    One thing I learned from when it comes to subjectivity are the Star Wars prequels. I liked them, and when they first came out I didn’t even really hear much negativity surrounding them. So it surprised me when I started getting online and hearing such strong negativity toward them. Objectively, they didn’t seem worse than a lot of other shows that people loved or thought were ok. They added some interesting lore, and if you want to nitpick at them for things like dialogue, why not nitpick at the originals for having bad special effects or something? People can like whatever Star Wars movies they want, but at the very least I apparently have weird tastes and have to see for myself if I like something before completely writing it off.

  7. Tony Breeden says:

    You did not trap anyone. You basically said it won’t really please anyone. That is literally what you said out of the abundance of your Snyder fanboy heart. They saw through it. The fact that you thought it was Rotten was spelled out in everything except a caveat you didn’t truly believe. You truly need beta readers if you suppose that whinging Justice League review was as nuanced as you claim. The header literally notes your view that “It only kind of succeeds,” which is funny when you go down your list of almost entirely negative criticism of the film versus what you wanted it to be.

    I’m sorry you hated that they didn’t make your Injustice League movie. I truly hope they release the Snyder Cut so you can finally be more honest about the theatrical version. For the record, the only DC movies I have enjoyed lately look nothing like BvS or Suicide Squad. They look like Wonder Woman, Aquaman, Shazam and… Justice League.

    As a point of irony, this article could have been Fresh, showing how Rotten Tomatoes’ more selective critic rating system differs from audience reviews and could he used to explain some of the noted occasional disparity between the two assessments. Instead you stopped just short of that to give us a clickbait “trap” that only exists in a caveat that is wholly inconsistent with the rest of the review.

    Until we reach The Last Door…

    • Tony, you also reveal a rather basic ignorance of article publication yourself, in presuming that a writer personally writes the subhead or title of an article; in fact, these are usually written by the editor, and this was the case here.)

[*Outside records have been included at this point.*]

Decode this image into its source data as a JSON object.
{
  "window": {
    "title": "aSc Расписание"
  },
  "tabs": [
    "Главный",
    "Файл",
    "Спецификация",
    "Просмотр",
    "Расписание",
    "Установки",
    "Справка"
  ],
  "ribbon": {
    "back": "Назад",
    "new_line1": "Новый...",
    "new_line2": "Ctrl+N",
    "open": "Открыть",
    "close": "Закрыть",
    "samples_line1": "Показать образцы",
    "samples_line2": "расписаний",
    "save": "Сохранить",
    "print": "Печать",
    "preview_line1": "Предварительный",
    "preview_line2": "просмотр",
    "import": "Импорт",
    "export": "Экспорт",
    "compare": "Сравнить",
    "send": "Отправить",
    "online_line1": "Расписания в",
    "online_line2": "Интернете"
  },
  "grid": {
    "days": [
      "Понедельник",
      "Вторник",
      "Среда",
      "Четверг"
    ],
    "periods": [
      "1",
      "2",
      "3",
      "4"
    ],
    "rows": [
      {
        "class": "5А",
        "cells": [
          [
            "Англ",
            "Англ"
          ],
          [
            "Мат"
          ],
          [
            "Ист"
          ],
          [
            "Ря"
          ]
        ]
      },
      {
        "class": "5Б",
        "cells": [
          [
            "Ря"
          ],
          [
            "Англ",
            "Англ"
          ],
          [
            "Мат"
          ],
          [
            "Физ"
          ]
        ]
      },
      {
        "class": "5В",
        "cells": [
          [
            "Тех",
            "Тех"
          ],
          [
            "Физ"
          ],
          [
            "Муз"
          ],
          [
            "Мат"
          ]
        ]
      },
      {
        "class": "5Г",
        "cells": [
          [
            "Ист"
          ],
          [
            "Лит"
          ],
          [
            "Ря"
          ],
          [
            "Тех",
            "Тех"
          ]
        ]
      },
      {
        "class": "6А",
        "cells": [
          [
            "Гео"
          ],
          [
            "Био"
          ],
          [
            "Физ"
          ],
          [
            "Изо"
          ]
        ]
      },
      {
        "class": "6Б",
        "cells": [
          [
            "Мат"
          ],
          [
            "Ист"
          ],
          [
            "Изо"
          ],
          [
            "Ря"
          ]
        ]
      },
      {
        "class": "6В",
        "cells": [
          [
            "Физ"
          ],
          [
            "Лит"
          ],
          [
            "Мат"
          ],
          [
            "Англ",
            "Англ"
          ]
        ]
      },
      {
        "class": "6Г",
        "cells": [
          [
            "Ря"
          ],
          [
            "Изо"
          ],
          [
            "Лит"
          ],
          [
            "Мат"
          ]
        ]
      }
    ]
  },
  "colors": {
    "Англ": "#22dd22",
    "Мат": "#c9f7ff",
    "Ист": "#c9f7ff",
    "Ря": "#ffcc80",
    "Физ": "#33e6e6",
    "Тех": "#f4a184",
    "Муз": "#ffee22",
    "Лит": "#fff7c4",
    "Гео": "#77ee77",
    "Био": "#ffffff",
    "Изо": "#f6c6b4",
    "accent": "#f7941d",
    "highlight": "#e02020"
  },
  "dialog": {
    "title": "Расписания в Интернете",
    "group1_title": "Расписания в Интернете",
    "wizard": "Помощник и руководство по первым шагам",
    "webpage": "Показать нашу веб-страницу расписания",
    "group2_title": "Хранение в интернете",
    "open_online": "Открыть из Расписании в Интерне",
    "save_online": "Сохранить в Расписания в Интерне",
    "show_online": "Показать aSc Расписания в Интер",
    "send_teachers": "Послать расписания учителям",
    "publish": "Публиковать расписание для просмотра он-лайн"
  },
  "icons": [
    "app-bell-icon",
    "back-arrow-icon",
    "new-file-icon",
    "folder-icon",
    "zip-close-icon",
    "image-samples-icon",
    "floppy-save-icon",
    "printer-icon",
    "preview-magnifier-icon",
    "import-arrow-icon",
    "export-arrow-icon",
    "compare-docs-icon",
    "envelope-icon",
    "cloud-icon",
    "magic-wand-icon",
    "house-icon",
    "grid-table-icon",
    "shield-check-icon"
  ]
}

      The “clickbait” was tongue-in-cheek. And your line “you basically said it won’t really please anyone” is a gross misreading of my original review.

      Rather than ask questions or even offer gracious pushback for the main thrust of the article—as several other readers have so easily done—you’ve instead returned to your obsession with yelling at other people’s fandom and are just acting again like a plain and dull middle-school bully. How come?

      • Tony Breeden says:

        I don’t agree with you. I have valid reasons for my positions despite your mischaracterization of my objection as an “obsession” and as “yelling… like a plain and dull middle school bully.” I get it. You hate it when people don’t agree with you. Get over it.

        Your editor undermined your article in favor of a provocative title. Big surprise. Your editor didn’t do you any favors here. It’s not tongue-in-cheek. It’s the very claim you’re claiming your “trap” proves.
        I write my own article titles precisely because editors prefer clickbait. Editors aren’t marketers or even writers and they shouldn’t get to write headlines, like, at all.

        I don’t owe you gracious pushback. Sunday school servants have turned plain spoken honesty into a sin, even when they applaud the Nazarene for His of times on-the-nose honesty. Stop tossing rocks out the windows of your stained-glass house if you don’t want them tossed back at you. You made a false claim that what you did constituted a trap. None of those gracious push backs were honest enough to tell you that with great plainness of speech. Your review wasn’t nuanced. It was negative with the caveat that you might like it if you like watered down fan service (which came across as snarky and snobbish, frankly).

        But you’re welcome at any point you demonstrate why my summary of your fanboy review was a gross mischaracterization. If you’re done trying to bully me into silence that is…

What do you think?